According to Ian, “It’s easy to assume that giftedness will make problems simpler to solve or that being “smart” should make life easier. Giftedness can create over-thinking,perfectionism, and an overly-critical point of view. Simple problems become overly complex!” As the moderator pointed out, “Gifted kids are rarely told what to expect. Adults need to do a better job at facilitating the conversation – what is giftedness?” Often a gifted child is confused about why they feel so different from their peers which leads to further problems. Discussing giftedness in a positive manner can help a child’s self awareness. A full transcript may be found here.

As mentioned earlier, Ian will be presenting at the TAGT Annual Conference on December 4th and December 5th and at the Parent Conference on the 5th  as well. You can register for the Annual Conference or the Parent Conference at these links.

Global #gtchat Powered by the Texas Association for the Gifted and Talented is a weekly chat on Twitter. Join us Fridays at 7/6 C & 4 PT in the U.S., midnight in the UK and Saturdays 1 PM NZ/11 AM AEDT to discuss current topics in the gifted community and meet experts in the field.

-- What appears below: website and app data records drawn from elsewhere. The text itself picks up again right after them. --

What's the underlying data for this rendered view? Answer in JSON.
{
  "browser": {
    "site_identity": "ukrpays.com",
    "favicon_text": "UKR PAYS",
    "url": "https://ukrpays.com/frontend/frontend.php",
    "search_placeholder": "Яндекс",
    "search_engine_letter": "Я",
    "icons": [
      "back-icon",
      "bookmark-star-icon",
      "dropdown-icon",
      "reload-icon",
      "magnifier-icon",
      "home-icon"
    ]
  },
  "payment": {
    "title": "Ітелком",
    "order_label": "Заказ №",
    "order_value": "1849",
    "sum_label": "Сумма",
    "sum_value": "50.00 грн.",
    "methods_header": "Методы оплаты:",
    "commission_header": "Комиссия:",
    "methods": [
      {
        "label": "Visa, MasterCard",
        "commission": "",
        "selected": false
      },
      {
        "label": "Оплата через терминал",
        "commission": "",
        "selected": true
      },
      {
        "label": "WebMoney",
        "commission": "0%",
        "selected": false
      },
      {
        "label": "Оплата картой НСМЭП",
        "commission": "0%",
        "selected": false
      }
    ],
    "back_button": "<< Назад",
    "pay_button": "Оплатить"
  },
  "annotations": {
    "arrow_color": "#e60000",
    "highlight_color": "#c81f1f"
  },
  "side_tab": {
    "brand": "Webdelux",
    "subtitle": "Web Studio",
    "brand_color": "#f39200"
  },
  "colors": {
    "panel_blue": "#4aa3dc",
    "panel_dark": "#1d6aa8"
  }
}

Transcripts of our weekly chats can be found at Storify. Our Facebook Pageprovides information on the chat and news & information regarding the gifted community.

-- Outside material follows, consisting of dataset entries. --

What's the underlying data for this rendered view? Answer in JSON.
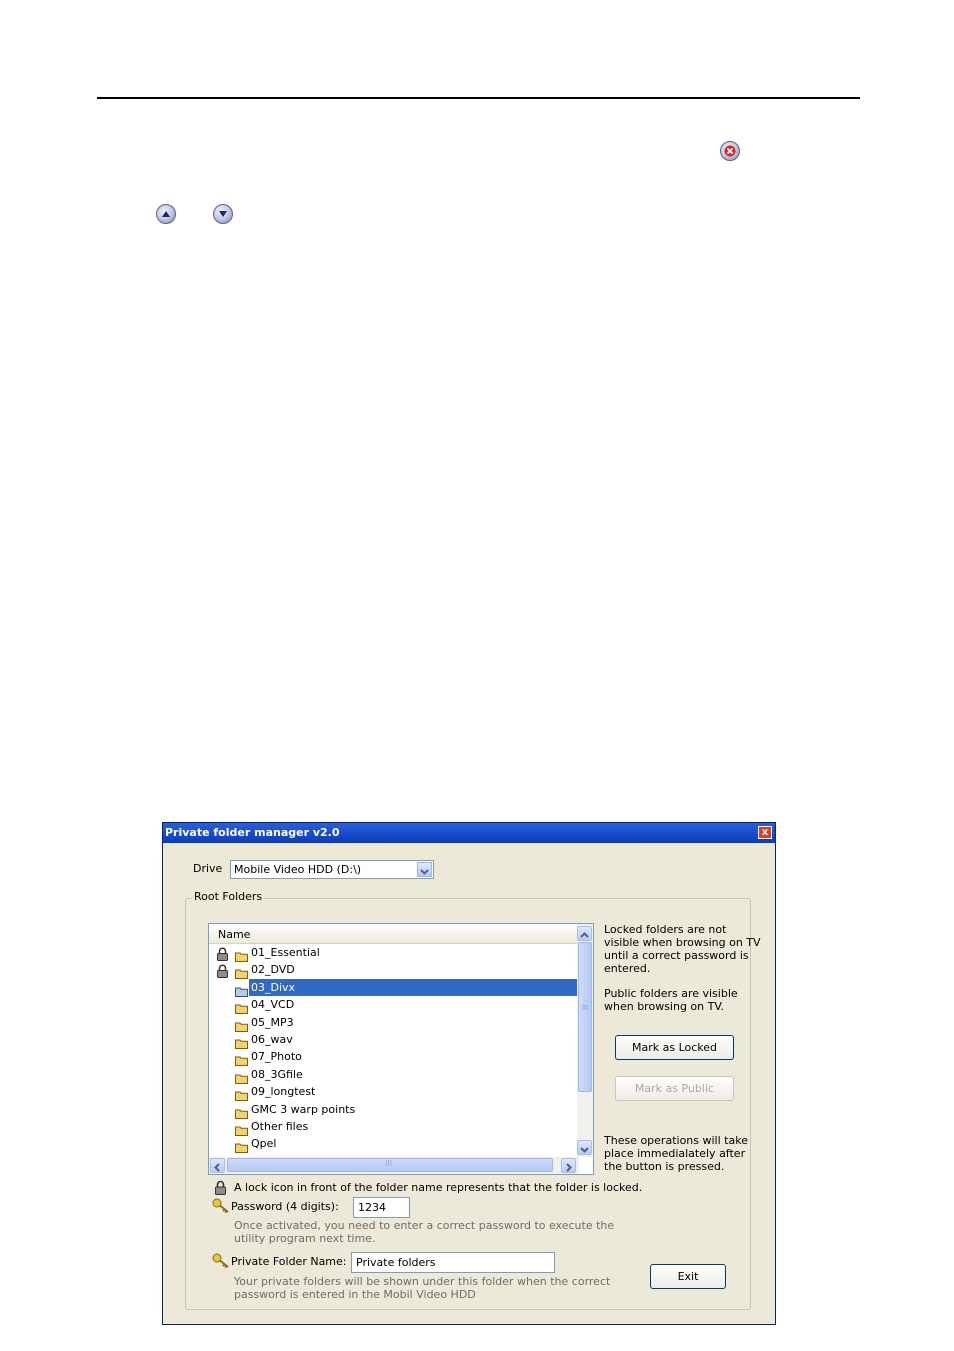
{
  "page": {
    "close_icon": "close-circle-icon",
    "up_icon": "up-arrow-circle-icon",
    "down_icon": "down-arrow-circle-icon"
  },
  "window": {
    "title": "Private folder manager v2.0",
    "close_label": "x",
    "drive_label": "Drive",
    "drive_value": "Mobile Video HDD (D:\\)",
    "group_title": "Root Folders",
    "list_header": "Name",
    "folders": [
      {
        "name": "01_Essential",
        "locked": true,
        "selected": false
      },
      {
        "name": "02_DVD",
        "locked": true,
        "selected": false
      },
      {
        "name": "03_Divx",
        "locked": false,
        "selected": true
      },
      {
        "name": "04_VCD",
        "locked": false,
        "selected": false
      },
      {
        "name": "05_MP3",
        "locked": false,
        "selected": false
      },
      {
        "name": "06_wav",
        "locked": false,
        "selected": false
      },
      {
        "name": "07_Photo",
        "locked": false,
        "selected": false
      },
      {
        "name": "08_3Gfile",
        "locked": false,
        "selected": false
      },
      {
        "name": "09_longtest",
        "locked": false,
        "selected": false
      },
      {
        "name": "GMC 3 warp points",
        "locked": false,
        "selected": false
      },
      {
        "name": "Other files",
        "locked": false,
        "selected": false
      },
      {
        "name": "Qpel",
        "locked": false,
        "selected": false
      }
    ],
    "info_locked_1": "Locked folders are not",
    "info_locked_2": "visible when browsing on TV",
    "info_locked_3": "until a correct password is",
    "info_locked_4": "entered.",
    "info_public_1": "Public folders are visible",
    "info_public_2": "when browsing on TV.",
    "mark_locked": "Mark as Locked",
    "mark_public": "Mark as Public",
    "info_ops_1": "These operations will take",
    "info_ops_2": "place immedialately after",
    "info_ops_3": "the button is pressed.",
    "lock_note": "A lock icon in front of the folder name represents that the folder is locked.",
    "password_label": "Password (4 digits):",
    "password_value": "1234",
    "password_note_1": "Once activated, you need to enter a correct password to execute the",
    "password_note_2": "utility program next time.",
    "private_name_label": "Private Folder Name:",
    "private_name_value": "Private folders",
    "private_note_1": "Your private folders will be shown under this folder when the correct",
    "private_note_2": "password is entered in the Mobil Video HDD",
    "exit_label": "Exit",
    "hscroll_grip": "III",
    "vscroll_grip": "≡"
  },
  "colors": {
    "titlebar": "#0a3cbf",
    "selection": "#316ac5",
    "window_bg": "#ece9d8"
  }
}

Head Shot 2014-07-14About the author: Lisa Conrad is the Moderator of Global #gtchat Powered by TAGT and Social Media Manager of the Global #gtchat Community. She is a longtime advocate for gifted children and also blogs at Gifted Parenting Support. Lisa can be contacted at: gtchatmod@gmail.com

 

Links:

Who is Ian Byrd? Ian’s Bio

“Self Control is a Limited Resource” by Ian Byrd at Byrdseed Gifted

Switch: How to Change Things When Change Is Hard (Amazon)

“Why Change is So Hard: Self-Control is Exhaustible”

“10 Social and Emotional Needs of the Gifted” by Ian Byrd at Byrdseed Gifted

“Make Your Class Cozy for Gifted Introverts” by Ian Byrd at Byrdseed Gifted

“Sensitivity in Gifted Kids” by Ian Byrd at Byrdseed Gifted

“Personality Development and the Gifted” (pdf) by Linda Silverman

“Moral Sensitivity of Gifted Children & Evolution of Society” by Linda Silverman via SENG Gifted

“High Anxiety” by Ian Byrd at Byrdseed Gifted

Make Your Worrier a Warrior: A Guide to Conquering Your Child’s Fears (Amazon) by Dr. Dan Peters

“Understanding the High Energy of Gifted Kids” by Ian Byrd at Byrdseed Gifted

Living with Intensity (Amazon)

Intensities at Byrdseed Gifted

Experience and Processing The Funnel and Cylinder Analogy of Giftedness

Future U.S. Manufacturing Jobs Will Require More Brain Than Brawn

“Asynchrony and X-Men” by Ian Byrd at Byrdseed Gifted

Feeling Isolated by Choice

“Dino Obsession: Intellectual Overexcitabilities in Action” by Ian Byrd at Byrdseed Gifted

The Gifted Kids’ Survival Guide: For Ages 10 & Under (Amazon)

%d bloggers like this: